ASSIGNMENT:
Each line of the records below needs repeating exactly. Skip the pictures.

Website and app data records
------------------------------------------------

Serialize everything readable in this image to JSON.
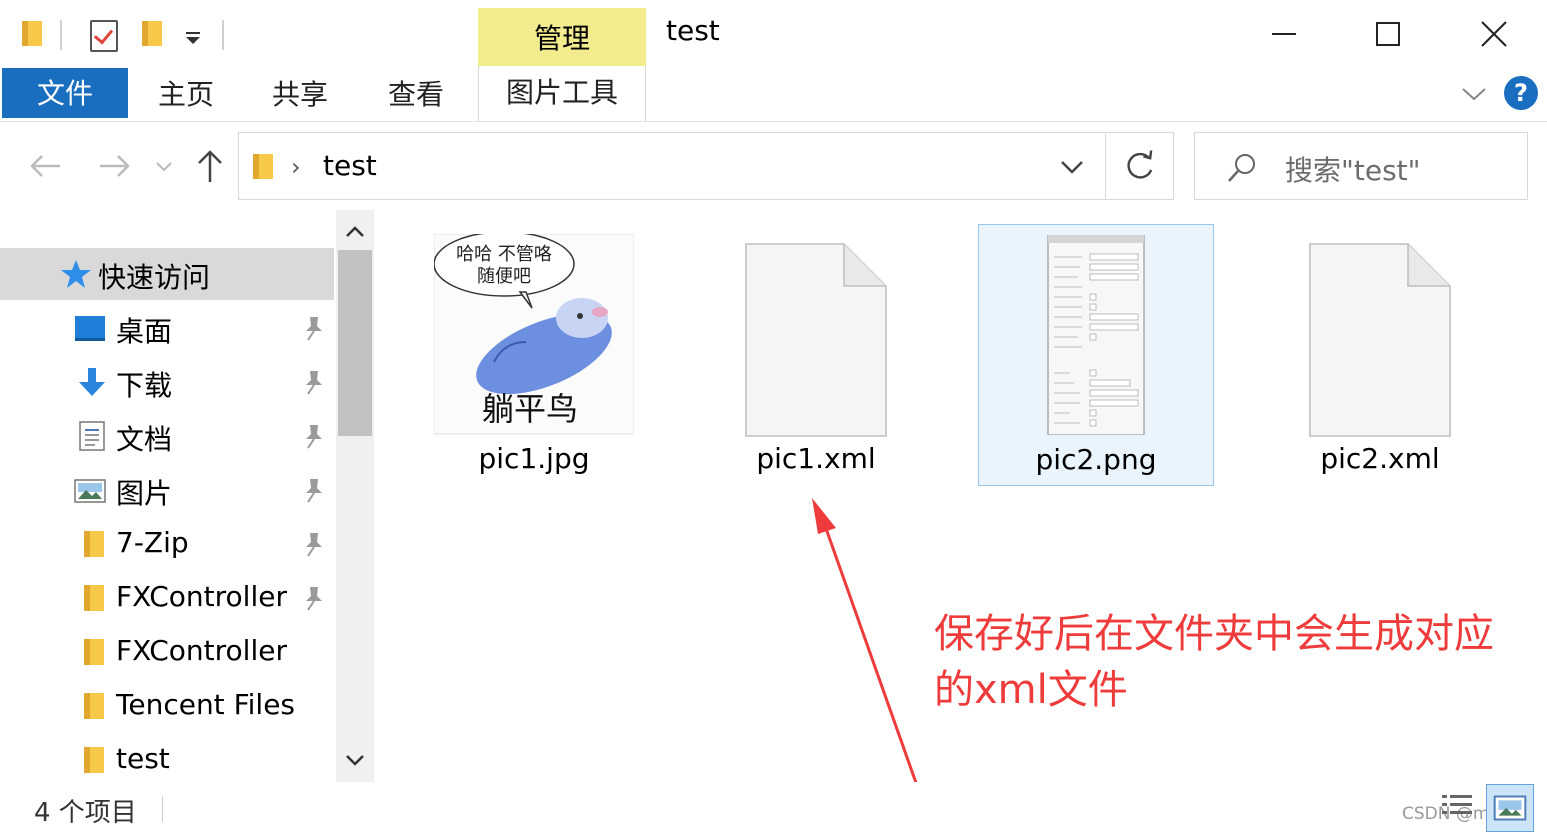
{
  "window": {
    "title": "test",
    "context_tab": "管理",
    "colors": {
      "accent": "#1a6ec0",
      "context_tab_bg": "#f2ec8f",
      "annotation": "#ee3b3b"
    }
  },
  "ribbon": {
    "tabs": [
      "文件",
      "主页",
      "共享",
      "查看",
      "图片工具"
    ],
    "help_label": "?"
  },
  "address": {
    "path": "test",
    "search_placeholder": "搜索\"test\""
  },
  "sidebar": {
    "quick_access": "快速访问",
    "items": [
      {
        "label": "桌面",
        "icon": "desktop-icon",
        "pinned": true
      },
      {
        "label": "下载",
        "icon": "download-icon",
        "pinned": true
      },
      {
        "label": "文档",
        "icon": "document-icon",
        "pinned": true
      },
      {
        "label": "图片",
        "icon": "pictures-icon",
        "pinned": true
      },
      {
        "label": "7-Zip",
        "icon": "folder-icon",
        "pinned": true
      },
      {
        "label": "FXController",
        "icon": "folder-icon",
        "pinned": true
      },
      {
        "label": "FXController",
        "icon": "folder-icon",
        "pinned": false
      },
      {
        "label": "Tencent Files",
        "icon": "folder-icon",
        "pinned": false
      },
      {
        "label": "test",
        "icon": "folder-icon",
        "pinned": false
      }
    ]
  },
  "files": [
    {
      "name": "pic1.jpg",
      "thumb": "meme-image",
      "meme_top": "哈哈 不管咯",
      "meme_mid": "随便吧",
      "meme_bottom": "躺平鸟"
    },
    {
      "name": "pic1.xml",
      "thumb": "blank-file-icon"
    },
    {
      "name": "pic2.png",
      "thumb": "properties-panel-image",
      "selected": true
    },
    {
      "name": "pic2.xml",
      "thumb": "blank-file-icon"
    }
  ],
  "annotation": {
    "line1": "保存好后在文件夹中会生成对应",
    "line2": "的xml文件"
  },
  "status": {
    "count": "4 个项目",
    "watermark": "CSDN @mgdad"
  }
}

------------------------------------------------

COMPLETED EXERCISE:
Serialize everything readable in this image to JSON.
{
  "window": {
    "title": "test",
    "context_tab": "管理",
    "colors": {
      "accent": "#1a6ec0",
      "context_tab_bg": "#f2ec8f",
      "annotation": "#ee3b3b"
    }
  },
  "ribbon": {
    "tabs": [
      "文件",
      "主页",
      "共享",
      "查看",
      "图片工具"
    ],
    "help_label": "?"
  },
  "address": {
    "path": "test",
    "search_placeholder": "搜索\"test\""
  },
  "sidebar": {
    "quick_access": "快速访问",
    "items": [
      {
        "label": "桌面",
        "icon": "desktop-icon",
        "pinned": true
      },
      {
        "label": "下载",
        "icon": "download-icon",
        "pinned": true
      },
      {
        "label": "文档",
        "icon": "document-icon",
        "pinned": true
      },
      {
        "label": "图片",
        "icon": "pictures-icon",
        "pinned": true
      },
      {
        "label": "7-Zip",
        "icon": "folder-icon",
        "pinned": true
      },
      {
        "label": "FXController",
        "icon": "folder-icon",
        "pinned": true
      },
      {
        "label": "FXController",
        "icon": "folder-icon",
        "pinned": false
      },
      {
        "label": "Tencent Files",
        "icon": "folder-icon",
        "pinned": false
      },
      {
        "label": "test",
        "icon": "folder-icon",
        "pinned": false
      }
    ]
  },
  "files": [
    {
      "name": "pic1.jpg",
      "thumb": "meme-image",
      "meme_top": "哈哈 不管咯",
      "meme_mid": "随便吧",
      "meme_bottom": "躺平鸟"
    },
    {
      "name": "pic1.xml",
      "thumb": "blank-file-icon"
    },
    {
      "name": "pic2.png",
      "thumb": "properties-panel-image",
      "selected": true
    },
    {
      "name": "pic2.xml",
      "thumb": "blank-file-icon"
    }
  ],
  "annotation": {
    "line1": "保存好后在文件夹中会生成对应",
    "line2": "的xml文件"
  },
  "status": {
    "count": "4 个项目",
    "watermark": "CSDN @mgdad"
  }
}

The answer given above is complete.